Other-Music-Closing
NYC’s Other Music was a refuge and repository for independent music for 20 years.

The New York Times’ Manjula Varghese’s touching video tribute to Other Music reminds us that places for self expression and artistic pursuit still matter.

Other Music is dead, long live Other Music.

Coda: Check out Other Music’s Top 10 Spins Video:

These are 10 essential albums that define the Other Music sound.
These are 10 essential albums that define the Other Music sound.

Observing Bill Cunningham’s New York City

Bill Cunningham chronicled New York Fashion and urban street style for more than 40 years.
Bill Cunningham chronicled New York Fashion and urban street style for more than 40 years.

Legendary New York fashion photographer Bill Cunningham died last week, he was 87.

His more than forty years of photographing New York fashion and street style is a singularly astounding body of work and a fascinating catalog of cultural anthropology.

BCunninghamStreet BCunninghamStreet_3

My first encounter with Bill Cunningham’s work was attending the premiere of the documentary “Bill Cunningham’s New York”  at the AFI Silverdocs Festival in 2010.

Bill Cunningham's New York (2010) is a moving and fascinating documentary of the aforementioned street fashion photographer.
Bill Cunningham’s New York (2010) is a moving and fascinating documentary of the aforementioned street fashion photographer.

Although I remember frequently seeing his photographs in the
New York Times, I never knew anything about the dedicated artist behind the camera.

BCunningham_OntheStreet_Video

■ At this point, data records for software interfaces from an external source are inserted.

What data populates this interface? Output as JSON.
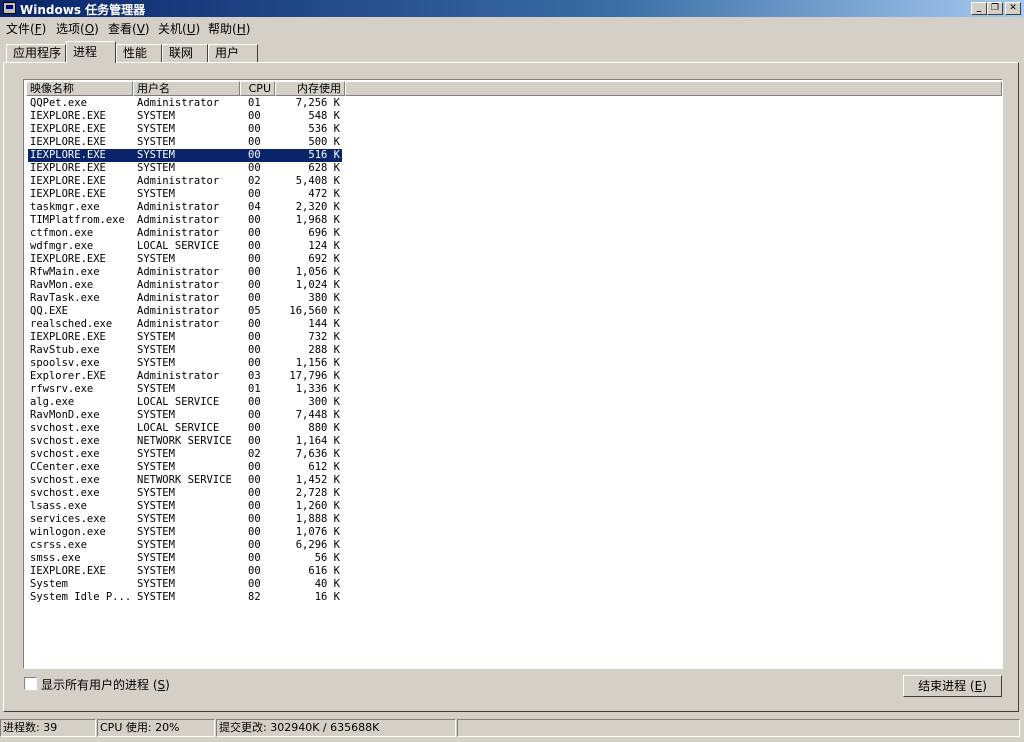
{
  "window": {
    "title": "Windows 任务管理器",
    "minimize_glyph": "_",
    "maximize_glyph": "❐",
    "close_glyph": "✕"
  },
  "menu": [
    {
      "label": "文件(",
      "key": "F",
      "suffix": ")"
    },
    {
      "label": "选项(",
      "key": "O",
      "suffix": ")"
    },
    {
      "label": "查看(",
      "key": "V",
      "suffix": ")"
    },
    {
      "label": "关机(",
      "key": "U",
      "suffix": ")"
    },
    {
      "label": "帮助(",
      "key": "H",
      "suffix": ")"
    }
  ],
  "tabs": [
    "应用程序",
    "进程",
    "性能",
    "联网",
    "用户"
  ],
  "active_tab": "进程",
  "columns": [
    "映像名称",
    "用户名",
    "CPU",
    "内存使用"
  ],
  "processes": [
    {
      "name": "QQPet.exe",
      "user": "Administrator",
      "cpu": "01",
      "mem": "7,256 K"
    },
    {
      "name": "IEXPLORE.EXE",
      "user": "SYSTEM",
      "cpu": "00",
      "mem": "548 K"
    },
    {
      "name": "IEXPLORE.EXE",
      "user": "SYSTEM",
      "cpu": "00",
      "mem": "536 K"
    },
    {
      "name": "IEXPLORE.EXE",
      "user": "SYSTEM",
      "cpu": "00",
      "mem": "500 K"
    },
    {
      "name": "IEXPLORE.EXE",
      "user": "SYSTEM",
      "cpu": "00",
      "mem": "516 K",
      "selected": true
    },
    {
      "name": "IEXPLORE.EXE",
      "user": "SYSTEM",
      "cpu": "00",
      "mem": "628 K"
    },
    {
      "name": "IEXPLORE.EXE",
      "user": "Administrator",
      "cpu": "02",
      "mem": "5,408 K"
    },
    {
      "name": "IEXPLORE.EXE",
      "user": "SYSTEM",
      "cpu": "00",
      "mem": "472 K"
    },
    {
      "name": "taskmgr.exe",
      "user": "Administrator",
      "cpu": "04",
      "mem": "2,320 K"
    },
    {
      "name": "TIMPlatfrom.exe",
      "user": "Administrator",
      "cpu": "00",
      "mem": "1,968 K"
    },
    {
      "name": "ctfmon.exe",
      "user": "Administrator",
      "cpu": "00",
      "mem": "696 K"
    },
    {
      "name": "wdfmgr.exe",
      "user": "LOCAL SERVICE",
      "cpu": "00",
      "mem": "124 K"
    },
    {
      "name": "IEXPLORE.EXE",
      "user": "SYSTEM",
      "cpu": "00",
      "mem": "692 K"
    },
    {
      "name": "RfwMain.exe",
      "user": "Administrator",
      "cpu": "00",
      "mem": "1,056 K"
    },
    {
      "name": "RavMon.exe",
      "user": "Administrator",
      "cpu": "00",
      "mem": "1,024 K"
    },
    {
      "name": "RavTask.exe",
      "user": "Administrator",
      "cpu": "00",
      "mem": "380 K"
    },
    {
      "name": "QQ.EXE",
      "user": "Administrator",
      "cpu": "05",
      "mem": "16,560 K"
    },
    {
      "name": "realsched.exe",
      "user": "Administrator",
      "cpu": "00",
      "mem": "144 K"
    },
    {
      "name": "IEXPLORE.EXE",
      "user": "SYSTEM",
      "cpu": "00",
      "mem": "732 K"
    },
    {
      "name": "RavStub.exe",
      "user": "SYSTEM",
      "cpu": "00",
      "mem": "288 K"
    },
    {
      "name": "spoolsv.exe",
      "user": "SYSTEM",
      "cpu": "00",
      "mem": "1,156 K"
    },
    {
      "name": "Explorer.EXE",
      "user": "Administrator",
      "cpu": "03",
      "mem": "17,796 K"
    },
    {
      "name": "rfwsrv.exe",
      "user": "SYSTEM",
      "cpu": "01",
      "mem": "1,336 K"
    },
    {
      "name": "alg.exe",
      "user": "LOCAL SERVICE",
      "cpu": "00",
      "mem": "300 K"
    },
    {
      "name": "RavMonD.exe",
      "user": "SYSTEM",
      "cpu": "00",
      "mem": "7,448 K"
    },
    {
      "name": "svchost.exe",
      "user": "LOCAL SERVICE",
      "cpu": "00",
      "mem": "880 K"
    },
    {
      "name": "svchost.exe",
      "user": "NETWORK SERVICE",
      "cpu": "00",
      "mem": "1,164 K"
    },
    {
      "name": "svchost.exe",
      "user": "SYSTEM",
      "cpu": "02",
      "mem": "7,636 K"
    },
    {
      "name": "CCenter.exe",
      "user": "SYSTEM",
      "cpu": "00",
      "mem": "612 K"
    },
    {
      "name": "svchost.exe",
      "user": "NETWORK SERVICE",
      "cpu": "00",
      "mem": "1,452 K"
    },
    {
      "name": "svchost.exe",
      "user": "SYSTEM",
      "cpu": "00",
      "mem": "2,728 K"
    },
    {
      "name": "lsass.exe",
      "user": "SYSTEM",
      "cpu": "00",
      "mem": "1,260 K"
    },
    {
      "name": "services.exe",
      "user": "SYSTEM",
      "cpu": "00",
      "mem": "1,888 K"
    },
    {
      "name": "winlogon.exe",
      "user": "SYSTEM",
      "cpu": "00",
      "mem": "1,076 K"
    },
    {
      "name": "csrss.exe",
      "user": "SYSTEM",
      "cpu": "00",
      "mem": "6,296 K"
    },
    {
      "name": "smss.exe",
      "user": "SYSTEM",
      "cpu": "00",
      "mem": "56 K"
    },
    {
      "name": "IEXPLORE.EXE",
      "user": "SYSTEM",
      "cpu": "00",
      "mem": "616 K"
    },
    {
      "name": "System",
      "user": "SYSTEM",
      "cpu": "00",
      "mem": "40 K"
    },
    {
      "name": "System Idle P...",
      "user": "SYSTEM",
      "cpu": "82",
      "mem": "16 K"
    }
  ],
  "show_all_users": {
    "label": "显示所有用户的进程 (",
    "key": "S",
    "suffix": ")",
    "checked": false
  },
  "end_process_button": {
    "label": "结束进程 (",
    "key": "E",
    "suffix": ")"
  },
  "status": {
    "process_count": "进程数: 39",
    "cpu_usage": "CPU 使用: 20%",
    "commit_charge": "提交更改: 302940K / 635688K"
  }
}
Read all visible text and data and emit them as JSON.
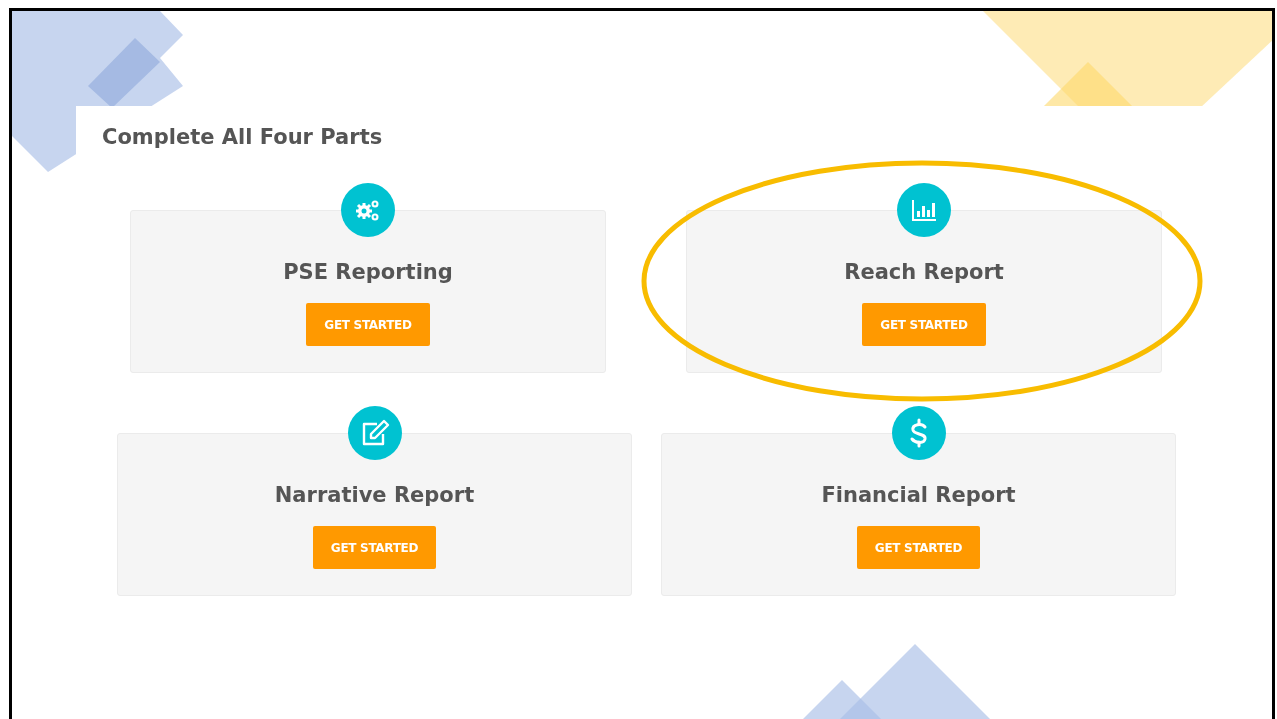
{
  "heading": "Complete All Four Parts",
  "parts": [
    {
      "title": "PSE Reporting",
      "button": "GET STARTED",
      "highlighted": false
    },
    {
      "title": "Reach Report",
      "button": "GET STARTED",
      "highlighted": true
    },
    {
      "title": "Narrative Report",
      "button": "GET STARTED",
      "highlighted": false
    },
    {
      "title": "Financial Report",
      "button": "GET STARTED",
      "highlighted": false
    }
  ]
}
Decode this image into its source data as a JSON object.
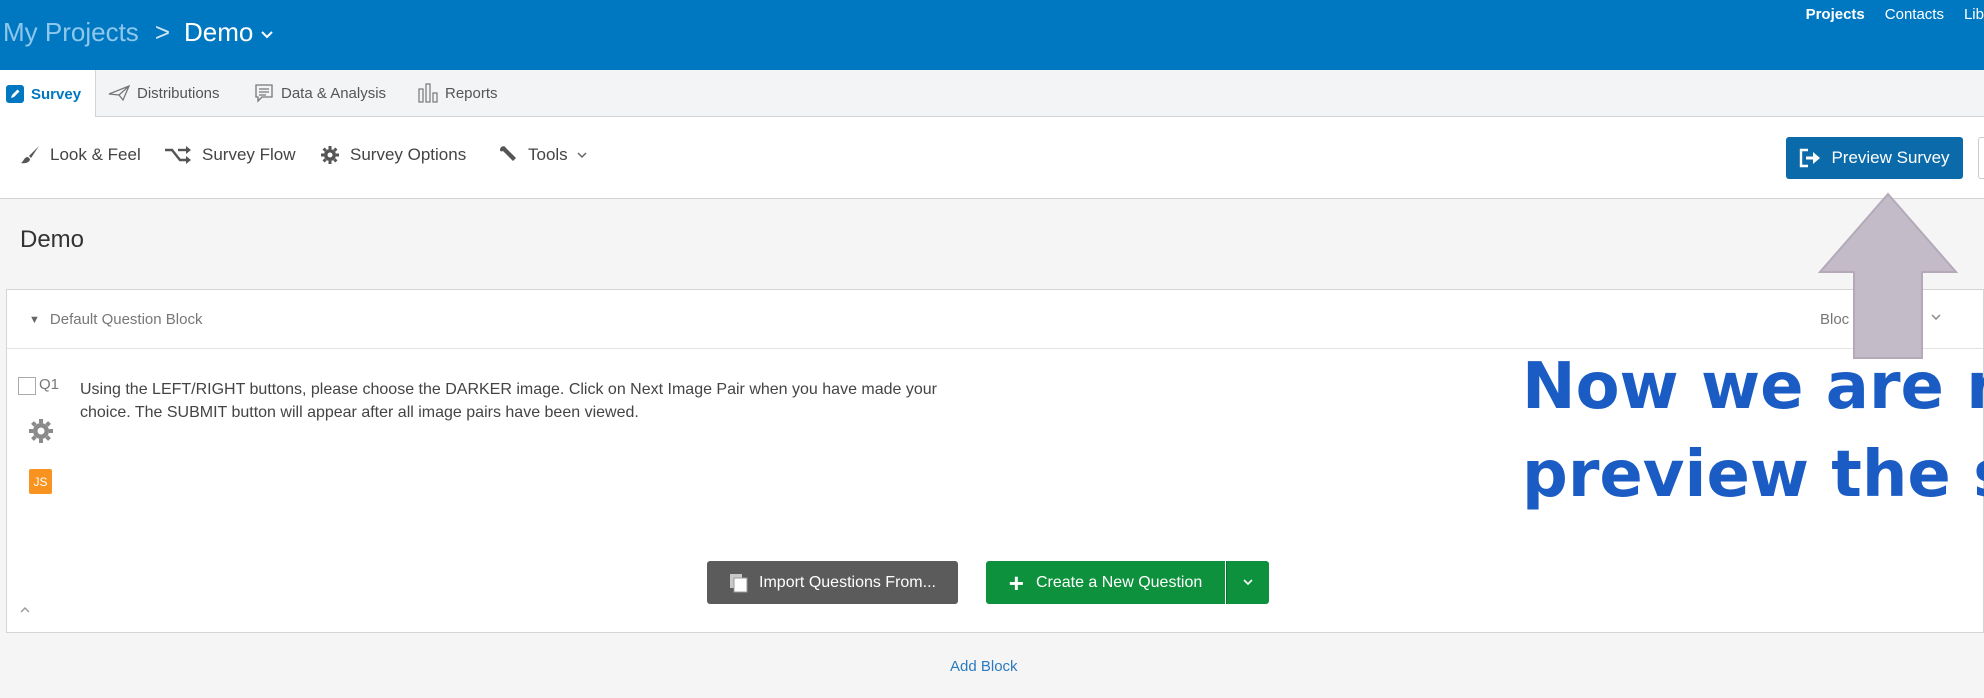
{
  "header": {
    "breadcrumb_root": "My Projects",
    "breadcrumb_separator": ">",
    "project_name": "Demo",
    "nav": [
      "Projects",
      "Contacts",
      "Lib"
    ]
  },
  "tabs": [
    {
      "label": "Survey",
      "icon": "pencil-icon",
      "active": true
    },
    {
      "label": "Distributions",
      "icon": "paper-plane-icon"
    },
    {
      "label": "Data & Analysis",
      "icon": "comment-list-icon"
    },
    {
      "label": "Reports",
      "icon": "bar-chart-icon"
    }
  ],
  "toolbar": {
    "look_feel": "Look & Feel",
    "survey_flow": "Survey Flow",
    "survey_options": "Survey Options",
    "tools": "Tools",
    "preview": "Preview Survey"
  },
  "survey": {
    "title": "Demo",
    "block": {
      "name": "Default Question Block",
      "options_label": "Bloc",
      "question": {
        "number": "Q1",
        "text": "Using the LEFT/RIGHT buttons, please choose the DARKER image. Click on Next Image Pair when you have made your choice. The SUBMIT button will appear after all image pairs have been viewed.",
        "js_badge": "JS"
      },
      "import_label": "Import Questions From...",
      "create_label": "Create a New Question"
    },
    "add_block": "Add Block"
  },
  "annotation": {
    "line1": "Now we are rea",
    "line2": "preview the su"
  },
  "colors": {
    "header_blue": "#0078c1",
    "preview_blue": "#0b6aa9",
    "create_green": "#0d913d",
    "js_orange": "#f7931e",
    "annotation_blue": "#1b5cc4",
    "arrow_mauve": "#c4bbc8"
  }
}
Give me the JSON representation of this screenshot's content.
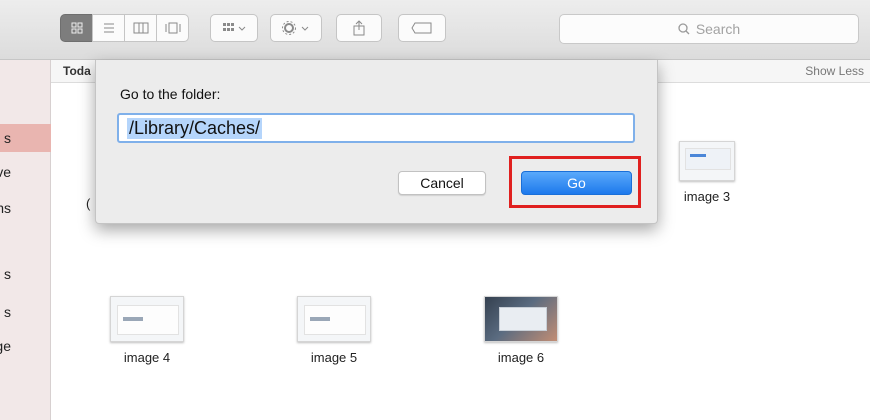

Leaving the theatre I was awestruck by the passion, focus and dedication Mr. Cunningham had for his craft. In this age of social media there are many, many street fashion photographers; but Bill Cunningham was a true original.